▸ **Aim of the exercise**: Could you please find each line in the records that contains the word "Makhani" and copy it?

▸ **Data for processing**:
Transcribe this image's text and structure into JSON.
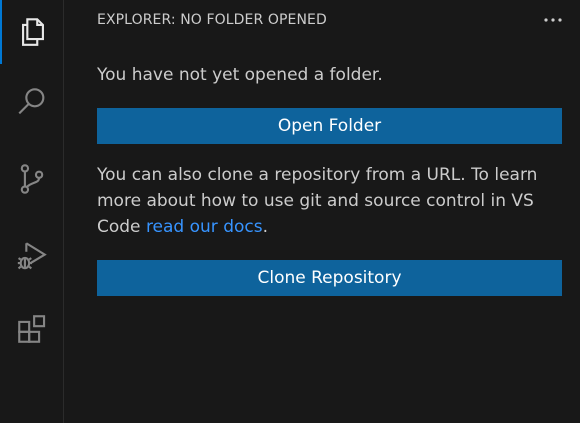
{
  "activity_bar": {
    "items": [
      {
        "icon": "files-icon",
        "active": true
      },
      {
        "icon": "search-icon",
        "active": false
      },
      {
        "icon": "source-control-icon",
        "active": false
      },
      {
        "icon": "run-debug-icon",
        "active": false
      },
      {
        "icon": "extensions-icon",
        "active": false
      }
    ]
  },
  "sidebar": {
    "header": {
      "title": "EXPLORER: NO FOLDER OPENED",
      "more_icon": "ellipsis-icon"
    },
    "message_no_folder": "You have not yet opened a folder.",
    "open_folder_button": "Open Folder",
    "clone_text_before": "You can also clone a repository from a URL. To learn more about how to use git and source control in VS Code ",
    "clone_text_link": "read our docs",
    "clone_text_after": ".",
    "clone_repository_button": "Clone Repository"
  },
  "colors": {
    "background": "#181818",
    "button": "#0e639c",
    "link": "#3794ff",
    "active_indicator": "#0078d4",
    "text": "#cccccc",
    "icon": "#858585"
  }
}
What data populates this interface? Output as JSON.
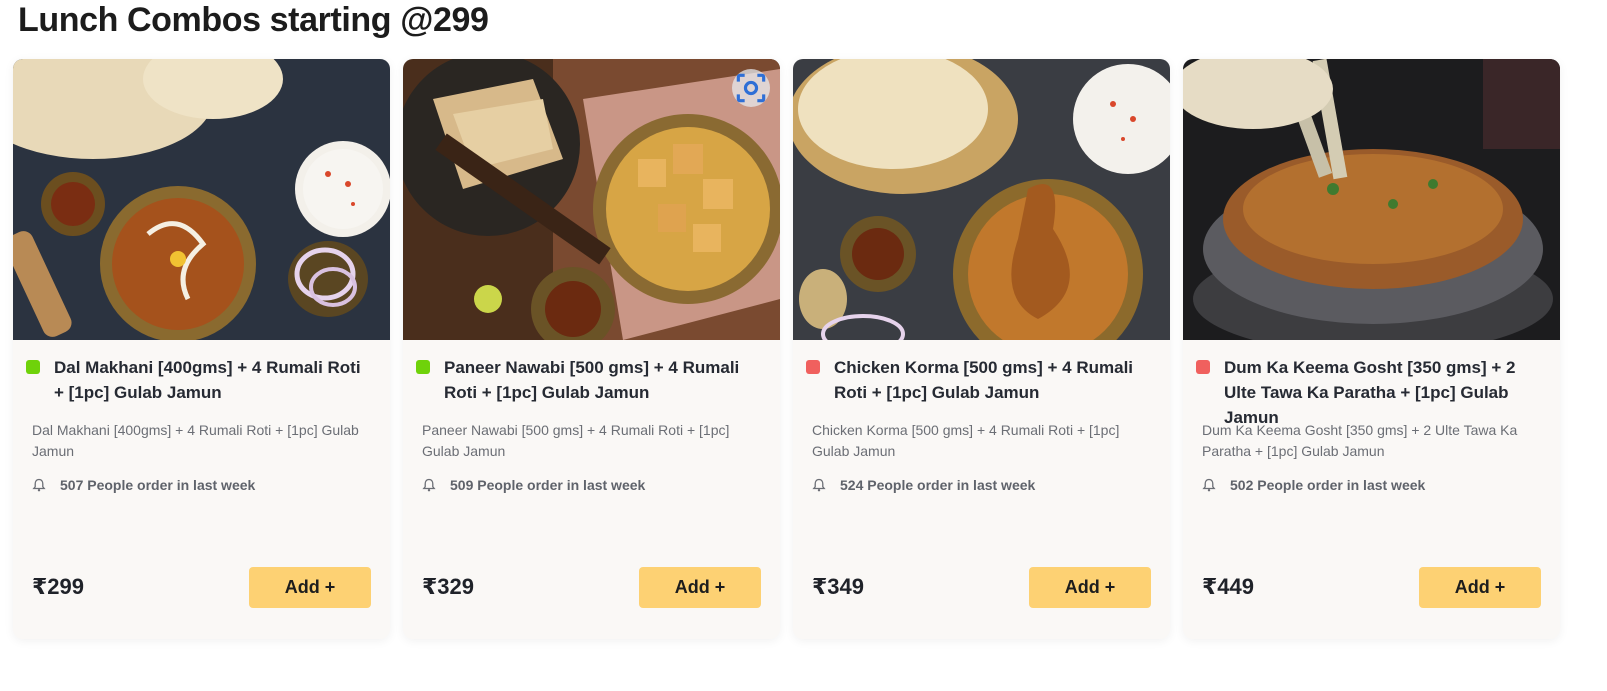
{
  "section": {
    "title": "Lunch Combos starting @299"
  },
  "colors": {
    "veg": "#6fd20a",
    "nonveg": "#f0605e",
    "add_button": "#fdd173"
  },
  "icons": {
    "image_search": "image-search-lens-icon",
    "order_badge": "bell-icon"
  },
  "cards": [
    {
      "name": "Dal Makhani [400gms] + 4 Rumali Roti + [1pc] Gulab Jamun",
      "description": "Dal Makhani [400gms] + 4 Rumali Roti + [1pc] Gulab Jamun",
      "orders": "507 People order in last week",
      "price": "₹299",
      "add_label": "Add +",
      "diet": "veg"
    },
    {
      "name": "Paneer Nawabi [500 gms] + 4 Rumali Roti + [1pc] Gulab Jamun",
      "description": "Paneer Nawabi [500 gms] + 4 Rumali Roti + [1pc] Gulab Jamun",
      "orders": "509 People order in last week",
      "price": "₹329",
      "add_label": "Add +",
      "diet": "veg"
    },
    {
      "name": "Chicken Korma [500 gms] + 4 Rumali Roti + [1pc] Gulab Jamun",
      "description": "Chicken Korma [500 gms] + 4 Rumali Roti + [1pc] Gulab Jamun",
      "orders": "524 People order in last week",
      "price": "₹349",
      "add_label": "Add +",
      "diet": "nonveg"
    },
    {
      "name": "Dum Ka Keema Gosht [350 gms] + 2 Ulte Tawa Ka Paratha + [1pc] Gulab Jamun",
      "description": "Dum Ka Keema Gosht [350 gms] + 2 Ulte Tawa Ka Paratha + [1pc] Gulab Jamun",
      "orders": "502 People order in last week",
      "price": "₹449",
      "add_label": "Add +",
      "diet": "nonveg"
    }
  ]
}
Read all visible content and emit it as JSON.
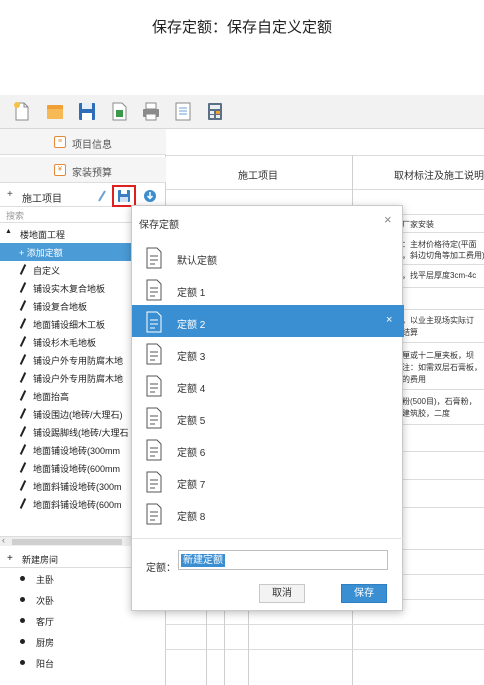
{
  "page_title": "保存定额：保存自定义定额",
  "toolbar": {
    "icons": [
      "new-file-icon",
      "open-folder-icon",
      "save-disk-icon",
      "excel-icon",
      "print-icon",
      "list-icon",
      "calculator-icon"
    ]
  },
  "left_panel": {
    "tabs": [
      {
        "label": "项目信息",
        "icon": "project-info-icon"
      },
      {
        "label": "家装预算",
        "icon": "budget-icon"
      }
    ],
    "section": {
      "plus": "+",
      "label": "施工项目",
      "actions": [
        "edit-icon",
        "save-icon",
        "download-icon"
      ]
    },
    "search_placeholder": "搜索",
    "tree": {
      "group_toggle": "▲",
      "group_label": "楼地面工程",
      "items": [
        {
          "label": "+ 添加定额",
          "selected": true
        },
        {
          "label": "自定义"
        },
        {
          "label": "铺设实木复合地板"
        },
        {
          "label": "铺设复合地板"
        },
        {
          "label": "地面铺设细木工板"
        },
        {
          "label": "铺设杉木毛地板"
        },
        {
          "label": "铺设户外专用防腐木地"
        },
        {
          "label": "铺设户外专用防腐木地"
        },
        {
          "label": "地面抬高"
        },
        {
          "label": "铺设围边(地砖/大理石)"
        },
        {
          "label": "铺设踢脚线(地砖/大理石"
        },
        {
          "label": "地面铺设地砖(300mm"
        },
        {
          "label": "地面铺设地砖(600mm"
        },
        {
          "label": "地面斜铺设地砖(300m"
        },
        {
          "label": "地面斜铺设地砖(600m"
        }
      ]
    },
    "rooms_section": {
      "plus": "+",
      "label": "新建房间",
      "rooms": [
        "主卧",
        "次卧",
        "客厅",
        "厨房",
        "阳台"
      ]
    }
  },
  "table": {
    "col_headers": [
      "施工项目",
      "取材标注及施工说明"
    ],
    "snippets": [
      "厂家安装",
      "：主材价格待定(平面",
      "，斜边切角等加工费用)",
      "，找平层厚度3cm-4c",
      "，以业主现场实际订",
      "结算",
      "厘或十二厘夹板，坝",
      "注：如需双层石膏板，",
      "的费用",
      "粉(500目)，石膏粉，",
      "建筑胶，二度"
    ]
  },
  "modal": {
    "title": "保存定额",
    "close": "×",
    "items": [
      {
        "label": "默认定额"
      },
      {
        "label": "定额 1"
      },
      {
        "label": "定额 2",
        "active": true
      },
      {
        "label": "定额 3"
      },
      {
        "label": "定额 4"
      },
      {
        "label": "定额 5"
      },
      {
        "label": "定额 6"
      },
      {
        "label": "定额 7"
      },
      {
        "label": "定额 8"
      }
    ],
    "item_close": "×",
    "name_label": "定额：",
    "name_value": "新建定额",
    "cancel_label": "取消",
    "save_label": "保存"
  },
  "colors": {
    "accent": "#3a8fd3",
    "highlight_border": "#e02020",
    "tree_selected": "#4b9bd6"
  }
}
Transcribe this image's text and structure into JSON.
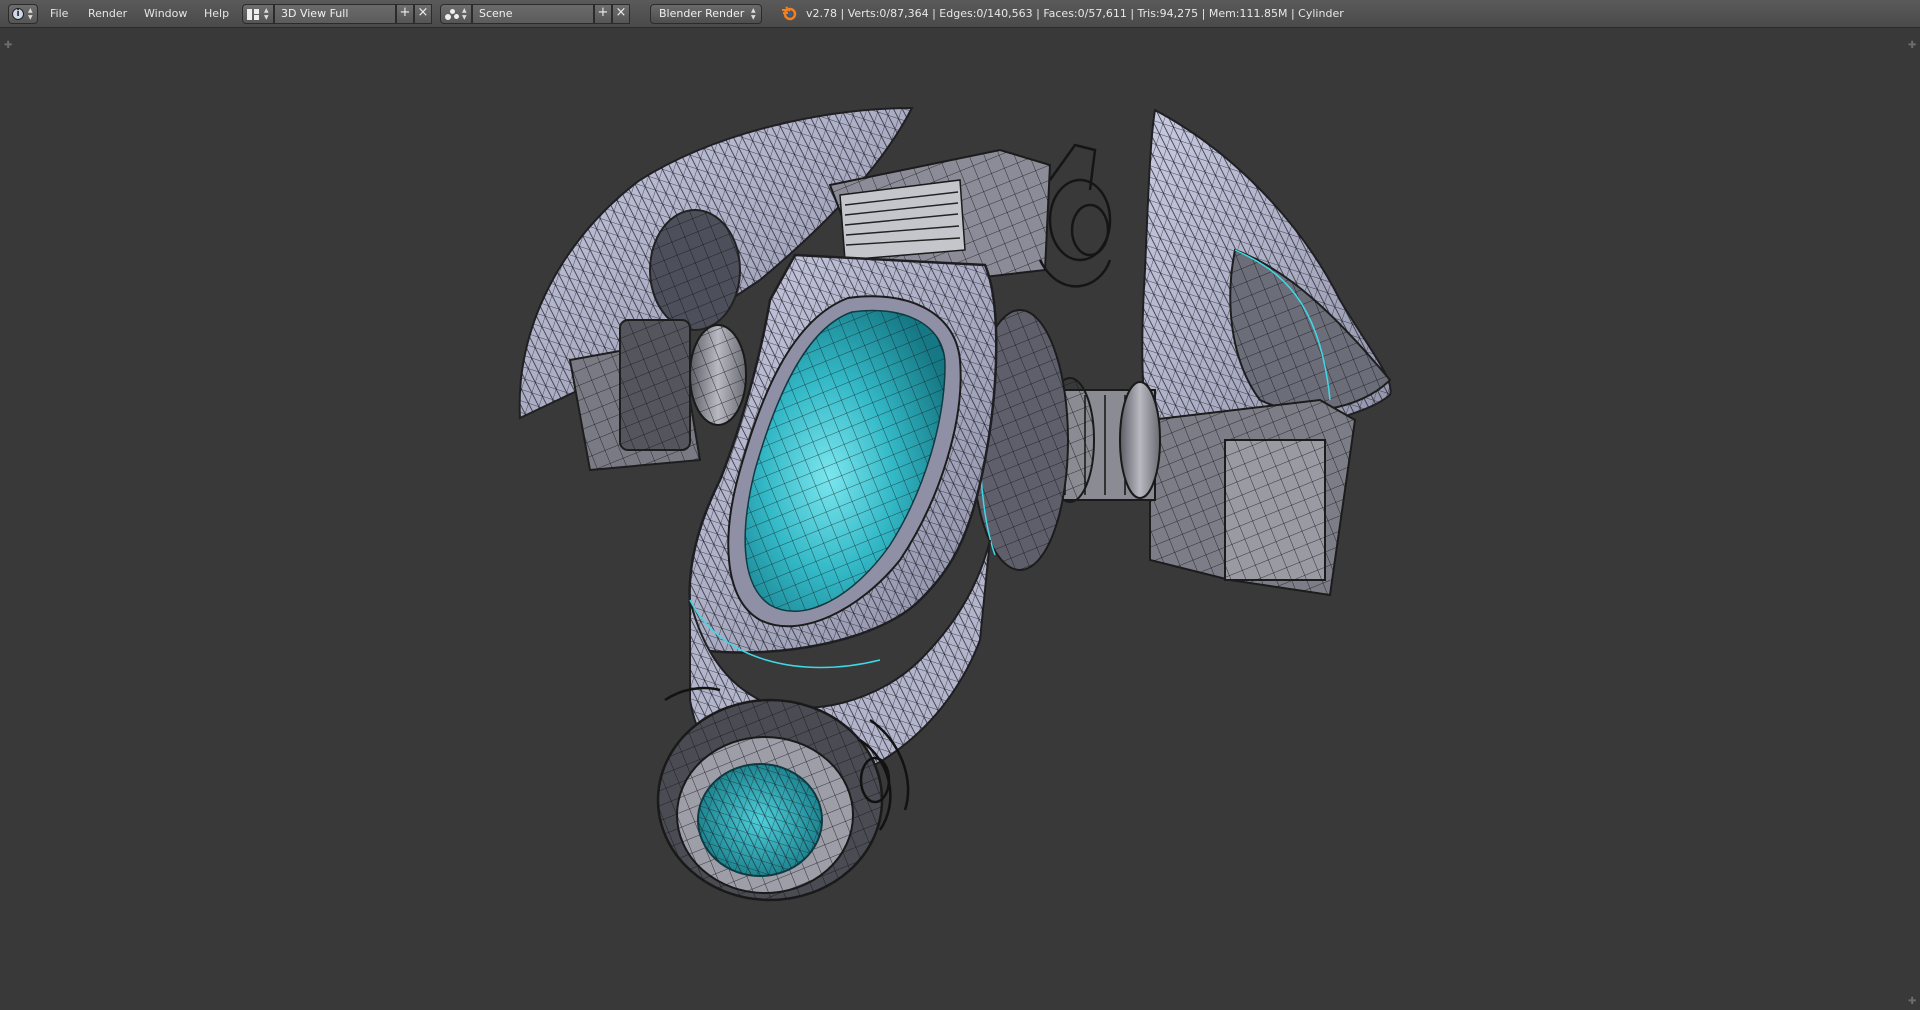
{
  "header": {
    "editor_type_icon": "info-icon",
    "menus": [
      "File",
      "Render",
      "Window",
      "Help"
    ],
    "screen_layout": {
      "icon": "layout-grid-icon",
      "value": "3D View Full"
    },
    "scene": {
      "icon": "scene-icon",
      "value": "Scene"
    },
    "add_icon": "plus-icon",
    "close_icon": "x-icon",
    "render_engine": "Blender Render",
    "logo_icon": "blender-logo-icon",
    "stats": "v2.78 | Verts:0/87,364 | Edges:0/140,563 | Faces:0/57,611 | Tris:94,275 | Mem:111.85M | Cylinder"
  },
  "viewport": {
    "background": "#393939",
    "object_name": "Cylinder",
    "colors": {
      "hull": "#b4b6d4",
      "hull_dark": "#6a6c78",
      "metal": "#9a9aa2",
      "canopy": "#2fb2c2",
      "canopy_light": "#6fe0ea",
      "wire": "#1a1a1a",
      "accent": "#3fd8e6"
    }
  }
}
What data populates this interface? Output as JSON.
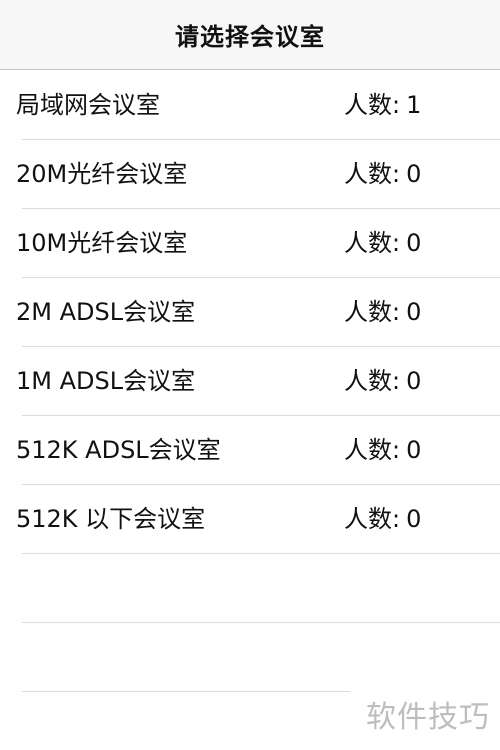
{
  "header": {
    "title": "请选择会议室"
  },
  "rooms": [
    {
      "name": "局域网会议室",
      "count_label": "人数:",
      "count": "1"
    },
    {
      "name": "20M光纤会议室",
      "count_label": "人数:",
      "count": "0"
    },
    {
      "name": "10M光纤会议室",
      "count_label": "人数:",
      "count": "0"
    },
    {
      "name": "2M ADSL会议室",
      "count_label": "人数:",
      "count": "0"
    },
    {
      "name": "1M ADSL会议室",
      "count_label": "人数:",
      "count": "0"
    },
    {
      "name": "512K ADSL会议室",
      "count_label": "人数:",
      "count": "0"
    },
    {
      "name": "512K 以下会议室",
      "count_label": "人数:",
      "count": "0"
    }
  ],
  "watermark": {
    "text": "软件技巧"
  }
}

▸ **Answer below**:
      "name": "Dal Makhani [400gms] + 4 Rumali Roti + [1pc] Gulab Jamun",
      "description": "Dal Makhani [400gms] + 4 Rumali Roti + [1pc] Gulab Jamun",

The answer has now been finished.